The state Parole Board said today it has denied convicted killer David Dart's application to be released from prison after he has served more than 24 years behind bars for the Sept 12, 1989 knifing death of Milford High School graduate Gillian "Jill" Gibbons.
State officials released the decision this afternoon after Jennifer Kirkpatrick of Oneonta, the victim's sister, disclosed to The Daily Star this morning that she had been notified by the state Department of Corrections and Community Supervision that Dart had been rejected for parole.
Dart was denied parole because his release would be "incompatible with the welfare of society and would so deprecate the serious nature of the crime as to undermine respect for the law."
Kirkpatrick has been waging a public battle to keep Dart behind bars, advising her supporters that he has a chilling record of accosting women and would likely be a threat were he to be put back on the streets. She gave a victim impact statement to the parole board as part of its proceedings leading up to the decision to deny him release.
The board said in a statement it considered Dart's plan for release as well as his "institutional adjustment, including discipline and program participation" along with his "rehabilitation efforts."
"More compelling, however, is the callous disregard you had for the life of the young female college student who you brutally stabbed to death," the three-member parole board panel said in its decision. "The victim's lifeless body was discovered by her sister several hours later. During the interview, you exhibited little insight into your motivation for this type of heinous crime. You had a pattern of dangerous behavior in the community dating back to Family Court."
It was Dart's first application for parole since he was imprisoned in connection with the grisly attack on Gibbons, who was planning to enroll in a school for aspiring airline flight attendants.
Dart's parole hearing was held last week. The 44-year-old former Portlandville resident has been confined to Otisville state prison, a medium-security facility.
Under the state's protocol, the incarcerated offender and victims and their families are notified of such decisions before the information is shared with the general public.
The parole hearing was initially scheduled to take place last November.
That hearing was postponed after The Daily Star contacted the state Department of Corrections and Supervision, inquired about the parole hearing and pointed out that Kirkpatrick had not been directly notified, even though she signed up on a state website to get such notices
Advised by The Daily Star this morning that Dart's bid for release has been denied, Otsego County District Attorney John Muehl said: "I think it's the only reasonable decision that could be made."
State Sen. James Seward, R-Milford, had also urged that Dart be kept in prison, contending his release would jeopardize public safety. Seward is backing legislation that would keep violent criminals from being automatically considered for release every two years, and extend that waiting period to up to five years.

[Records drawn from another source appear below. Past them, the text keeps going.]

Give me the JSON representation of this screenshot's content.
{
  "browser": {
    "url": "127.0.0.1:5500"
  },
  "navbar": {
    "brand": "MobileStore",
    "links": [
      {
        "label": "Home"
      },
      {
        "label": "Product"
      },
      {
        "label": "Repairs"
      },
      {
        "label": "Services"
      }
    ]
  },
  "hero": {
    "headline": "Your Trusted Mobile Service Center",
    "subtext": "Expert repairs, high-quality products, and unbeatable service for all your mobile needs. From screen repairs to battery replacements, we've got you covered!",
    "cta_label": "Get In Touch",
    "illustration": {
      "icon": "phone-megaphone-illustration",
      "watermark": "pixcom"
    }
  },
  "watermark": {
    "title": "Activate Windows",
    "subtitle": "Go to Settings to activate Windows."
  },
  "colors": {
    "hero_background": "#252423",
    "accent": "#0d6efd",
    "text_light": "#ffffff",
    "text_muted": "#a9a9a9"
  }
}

Kirkpatrick has been rallying public support for that measure.
Gibbons was killed inside the municipal parking lot in Oneonta, where she was confronted by Dart when she went to retrieve her car. She was stabbed repeatedly, authorities said.
Muehl has called Dart "a psychopath" who likely would have accosted more women had he not been apprehended by Oneonta city police following an intensive investigation.

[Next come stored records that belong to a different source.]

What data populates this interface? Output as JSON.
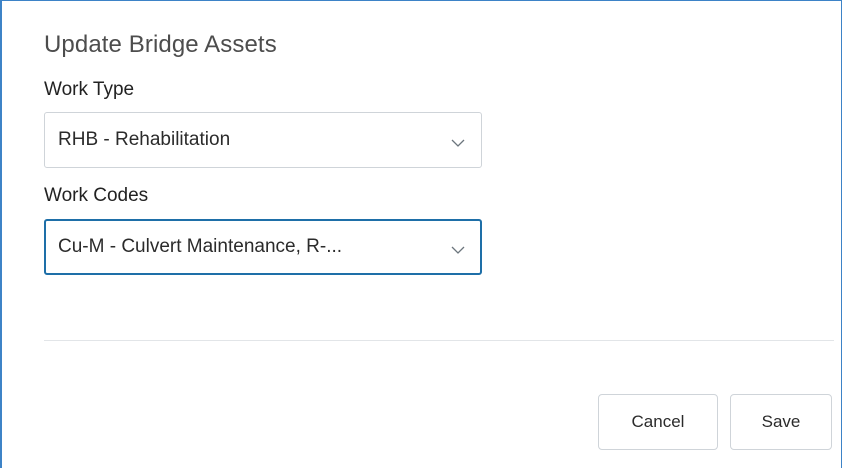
{
  "dialog": {
    "title": "Update Bridge Assets"
  },
  "work_type": {
    "label": "Work Type",
    "selected": "RHB - Rehabilitation"
  },
  "work_codes": {
    "label": "Work Codes",
    "selected": "Cu-M - Culvert Maintenance, R-..."
  },
  "buttons": {
    "cancel_label": "Cancel",
    "save_label": "Save"
  },
  "icons": {
    "dropdown": "chevron-down-icon"
  },
  "colors": {
    "accent_border": "#3d83c7",
    "focus_border": "#1e6fa8"
  }
}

Kirkpatrick has said she only learned of the parole hearing in November as the result of the efforts of Otsego County Judge Brian Burns, whose office did not receive a notice on the matter until Nov. 14, to keep her in the loop.
Kirkpatrick said that as a result of her efforts to raise public awareness about Dart's attempt to win an early release from prison, at least two women have come forward to provide details about having been accosted by Dart before he murdered her sister.
Dart became eligible for parole consideration six months before he initially had been scheduled to face the parole board as a result of achieving ratings for good conduct during his confinement, officials said.
He earned the ratings, the parole board noted, after receiving credits for college courses and from his participation in a prison asbestos removal program, printing, tailor shop, food service and an art program.